For every line in the records that has the word "branch", make a copy.

........

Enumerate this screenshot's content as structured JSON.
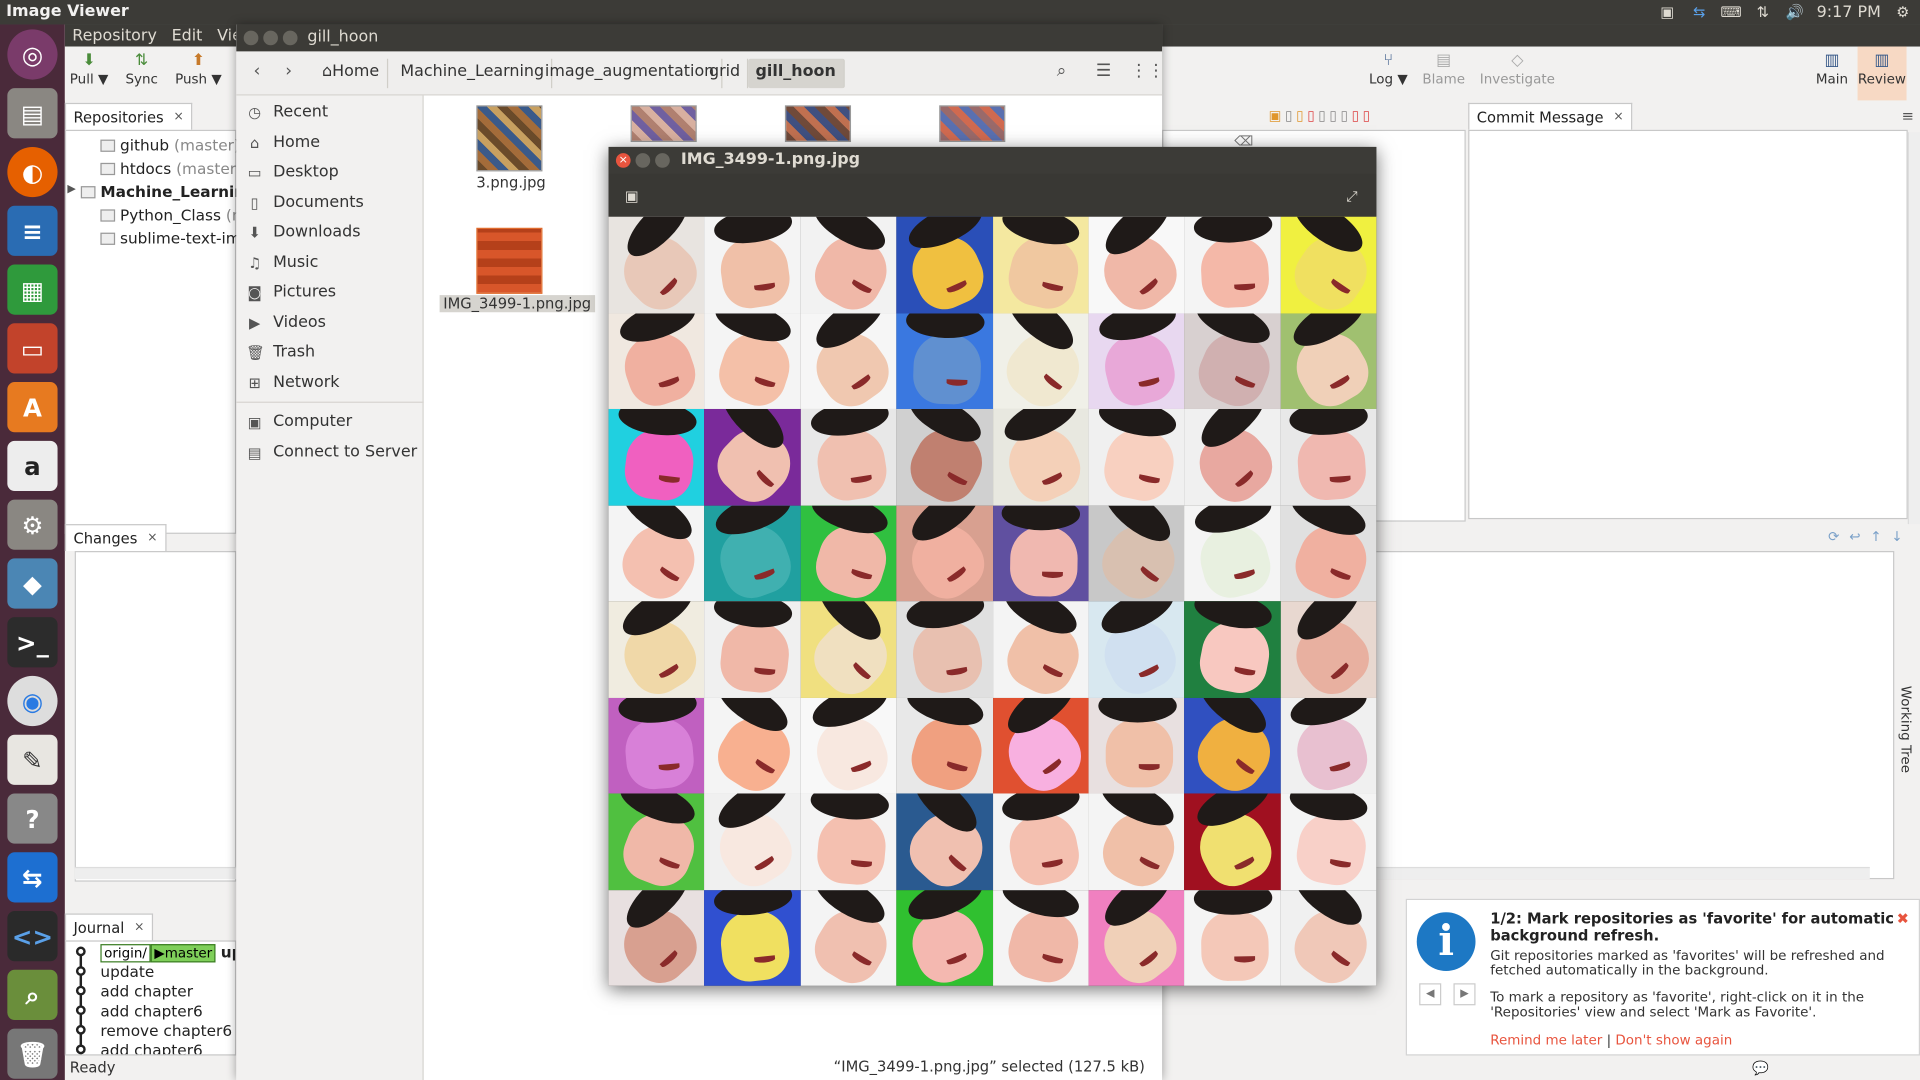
{
  "topbar": {
    "app_title": "Image Viewer",
    "clock": "9:17 PM"
  },
  "launcher": {
    "items": [
      "ubuntu-logo-icon",
      "files-icon",
      "firefox-icon",
      "writer-icon",
      "calc-icon",
      "impress-icon",
      "software-center-icon",
      "amazon-icon",
      "settings-icon",
      "python-icon",
      "terminal-icon",
      "chrome-icon",
      "text-editor-icon",
      "help-icon",
      "teamviewer-icon",
      "code-icon",
      "image-viewer-icon",
      "trash-icon"
    ]
  },
  "smartgit": {
    "menu": [
      "Repository",
      "Edit",
      "View"
    ],
    "toolbar_left": [
      {
        "label": "Pull ▼",
        "icon": "pull-icon"
      },
      {
        "label": "Sync",
        "icon": "sync-icon"
      },
      {
        "label": "Push ▼",
        "icon": "push-icon"
      }
    ],
    "toolbar_right": [
      {
        "label": "Log ▼",
        "icon": "log-icon"
      },
      {
        "label": "Blame",
        "icon": "blame-icon"
      },
      {
        "label": "Investigate",
        "icon": "investigate-icon"
      },
      {
        "label": "Main",
        "icon": "main-layout-icon"
      },
      {
        "label": "Review",
        "icon": "review-layout-icon"
      }
    ],
    "repositories_tab": "Repositories",
    "repositories": [
      {
        "name": "github",
        "branch": "(master)"
      },
      {
        "name": "htdocs",
        "branch": "(master)"
      },
      {
        "name": "Machine_Learning",
        "branch": "("
      },
      {
        "name": "Python_Class",
        "branch": "(maste"
      },
      {
        "name": "sublime-text-imfix",
        "branch": "(r"
      }
    ],
    "changes_tab": "Changes",
    "commit_tab": "Commit Message",
    "working_tree": "Working Tree",
    "journal_tab": "Journal",
    "journal": {
      "head_tags": [
        "origin/",
        "master"
      ],
      "head_msg": "upd",
      "entries": [
        "update",
        "add chapter",
        "add chapter6",
        "remove chapter6",
        "add chapter6"
      ]
    },
    "status": "Ready"
  },
  "notification": {
    "title": "1/2: Mark repositories as 'favorite' for automatic background refresh.",
    "body1": "Git repositories marked as 'favorites' will be refreshed and fetched automatically in the background.",
    "body2": "To mark a repository as 'favorite', right-click on it in the 'Repositories' view and select 'Mark as Favorite'.",
    "remind": "Remind me later",
    "sep": "|",
    "dont_show": "Don't show again"
  },
  "file_manager": {
    "title": "gill_hoon",
    "breadcrumbs": [
      "Home",
      "Machine_Learning",
      "image_augmentation",
      "grid",
      "gill_hoon"
    ],
    "sidebar": [
      {
        "label": "Recent",
        "icon": "clock-icon"
      },
      {
        "label": "Home",
        "icon": "home-icon"
      },
      {
        "label": "Desktop",
        "icon": "folder-icon"
      },
      {
        "label": "Documents",
        "icon": "document-icon"
      },
      {
        "label": "Downloads",
        "icon": "download-icon"
      },
      {
        "label": "Music",
        "icon": "music-icon"
      },
      {
        "label": "Pictures",
        "icon": "camera-icon"
      },
      {
        "label": "Videos",
        "icon": "video-icon"
      },
      {
        "label": "Trash",
        "icon": "trash-icon"
      },
      {
        "label": "Network",
        "icon": "network-icon"
      },
      {
        "label": "Computer",
        "icon": "computer-icon"
      },
      {
        "label": "Connect to Server",
        "icon": "server-icon"
      }
    ],
    "files": [
      {
        "name": "3.png.jpg"
      },
      {
        "name": ""
      },
      {
        "name": ""
      },
      {
        "name": ""
      },
      {
        "name": "IMG_3499-1.png.jpg",
        "selected": true
      }
    ],
    "status": "“IMG_3499-1.png.jpg” selected  (127.5 kB)"
  },
  "image_viewer": {
    "title": "IMG_3499-1.png.jpg",
    "grid_rows": 8,
    "grid_cols": 8
  }
}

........

## EXERCISE SOLUTION
        "branch": "(master)"
        "branch": "(master)"
        "branch": "("
        "branch": "(maste"
        "branch": "(r"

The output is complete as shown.